A 16th century French diplomat, Blaise de Vigenere, created a
very simple cipher that is moderately difficult for any unintended parties
to decipher. It is somewhat like a variable Caesar
cipher, but the N changed with every letter. You would "encode" your
message with a passphrase, and the letters of your passphrase would
determine how each letter in the message would be encrypted.
This is the exact opposite of a "Variant Beaufort." To do the
variant, just "decode" your plain text to get the cipher text and "encode"
the cipher text to get the plain text again.
If you wanted even more security, you can use two passphrases to create a
keyed Vigenere cipher, just like the one
that stumped cryptologists for years. Again, a pretty simple trick, but it
can ensure that your message is even harder to crack.
Recently, a judge created his own "Smithy
Code" in a legal document, but some errors were made. You can see what
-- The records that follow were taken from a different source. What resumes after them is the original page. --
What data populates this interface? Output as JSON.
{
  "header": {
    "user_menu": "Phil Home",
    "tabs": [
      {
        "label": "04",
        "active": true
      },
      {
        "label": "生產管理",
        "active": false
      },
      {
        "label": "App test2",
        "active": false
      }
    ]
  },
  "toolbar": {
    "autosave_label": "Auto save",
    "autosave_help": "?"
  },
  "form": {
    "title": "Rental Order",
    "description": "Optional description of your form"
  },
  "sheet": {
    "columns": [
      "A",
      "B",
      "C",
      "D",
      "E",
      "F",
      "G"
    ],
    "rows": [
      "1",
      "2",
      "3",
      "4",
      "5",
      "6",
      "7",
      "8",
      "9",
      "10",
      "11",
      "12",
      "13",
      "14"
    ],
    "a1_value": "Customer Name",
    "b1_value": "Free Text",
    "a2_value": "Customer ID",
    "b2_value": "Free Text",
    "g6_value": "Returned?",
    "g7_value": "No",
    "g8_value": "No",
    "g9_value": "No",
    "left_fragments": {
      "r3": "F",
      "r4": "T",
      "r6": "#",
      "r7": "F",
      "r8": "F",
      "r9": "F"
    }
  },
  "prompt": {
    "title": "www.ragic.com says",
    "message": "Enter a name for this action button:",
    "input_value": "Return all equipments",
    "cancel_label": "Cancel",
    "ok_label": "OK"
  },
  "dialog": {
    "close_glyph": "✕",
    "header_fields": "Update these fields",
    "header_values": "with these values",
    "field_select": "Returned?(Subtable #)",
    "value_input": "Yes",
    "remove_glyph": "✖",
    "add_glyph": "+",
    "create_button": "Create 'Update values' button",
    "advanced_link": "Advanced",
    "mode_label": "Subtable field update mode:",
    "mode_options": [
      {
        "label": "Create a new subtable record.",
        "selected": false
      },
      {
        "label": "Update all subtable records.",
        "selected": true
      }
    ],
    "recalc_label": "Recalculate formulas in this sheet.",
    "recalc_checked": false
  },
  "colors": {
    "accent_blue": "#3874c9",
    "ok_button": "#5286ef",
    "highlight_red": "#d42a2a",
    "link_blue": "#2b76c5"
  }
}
people consider to be the correct code with the fixes in
This is your encoded or decoded text: